DeMuth was one of two voters the campaign used Thursday, the trial's fourth day, as it tries to convince three judges hearing the lawsuit to include uncounted rejected absentee ballots in the tally.
The statewide recount showed Democrat Al Franken gained 225 more votes than Coleman, who is challenging that election result.
DeMuth's absentee ballot envelope was marked rejected because of a signature problem. He signed his ballot envelope, but had put only his initials on his absentee ballot application.
State law says those signatures must match for the ballot to be counted.
In his testimony, DeMuth told Coleman attorney Jim Langdon that he did not know why his ballot was rejected, nor did Hennepin County election officials notify him that his vote would not be counted. He later was told by the Minnesota Republican Party that his vote was rejected.
DeMuth said he initialed the application because he completed it on a computer to avoid paying to make a copy of the application on a university printer.
Franken attorney Kevin Hamilton tried to suggest that DeMuth could have printed the application and signed his full name.
"It costs money to print," DeMuth responded.
Outside the St. Paul courtroom, DeMuth said the problem could have been avoided if election officials compared the signature on his absentee ballot envelope to the signature on his voter registration card.
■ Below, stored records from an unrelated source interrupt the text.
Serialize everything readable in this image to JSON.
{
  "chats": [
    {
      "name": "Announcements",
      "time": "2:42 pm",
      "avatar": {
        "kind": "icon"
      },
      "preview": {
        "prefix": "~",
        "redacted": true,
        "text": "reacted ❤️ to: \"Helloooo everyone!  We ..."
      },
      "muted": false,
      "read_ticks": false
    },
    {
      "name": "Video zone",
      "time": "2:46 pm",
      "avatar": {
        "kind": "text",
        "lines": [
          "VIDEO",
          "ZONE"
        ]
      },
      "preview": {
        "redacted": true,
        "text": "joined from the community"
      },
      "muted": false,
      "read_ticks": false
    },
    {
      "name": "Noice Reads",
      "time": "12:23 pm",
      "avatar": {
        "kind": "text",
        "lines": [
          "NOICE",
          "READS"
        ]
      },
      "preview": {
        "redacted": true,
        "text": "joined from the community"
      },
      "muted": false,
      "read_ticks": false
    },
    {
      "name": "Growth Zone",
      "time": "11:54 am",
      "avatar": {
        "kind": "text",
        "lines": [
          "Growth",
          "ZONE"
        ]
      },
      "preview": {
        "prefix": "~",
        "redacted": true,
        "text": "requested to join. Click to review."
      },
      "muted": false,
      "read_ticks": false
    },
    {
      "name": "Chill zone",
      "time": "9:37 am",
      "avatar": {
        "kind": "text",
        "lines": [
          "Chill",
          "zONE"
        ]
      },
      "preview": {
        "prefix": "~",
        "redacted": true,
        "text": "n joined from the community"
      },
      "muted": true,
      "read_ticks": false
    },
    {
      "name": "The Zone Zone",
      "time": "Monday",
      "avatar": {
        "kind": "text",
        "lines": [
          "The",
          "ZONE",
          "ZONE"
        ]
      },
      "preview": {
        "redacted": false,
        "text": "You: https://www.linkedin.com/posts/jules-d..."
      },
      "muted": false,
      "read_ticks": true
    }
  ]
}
Still, he said he would do things differently in the future.
"Next time, I'll go pay the money to have it printed," he said of the application.
DeMuth, a Coleman supporter, said he hopes his vote gets counted before the Senate election is settled.
"I think if we're going to go through with the recount, we might as well get every vote and make sure that they get counted," he said.
Then he left the Minnesota Judicial Center to drive back to college.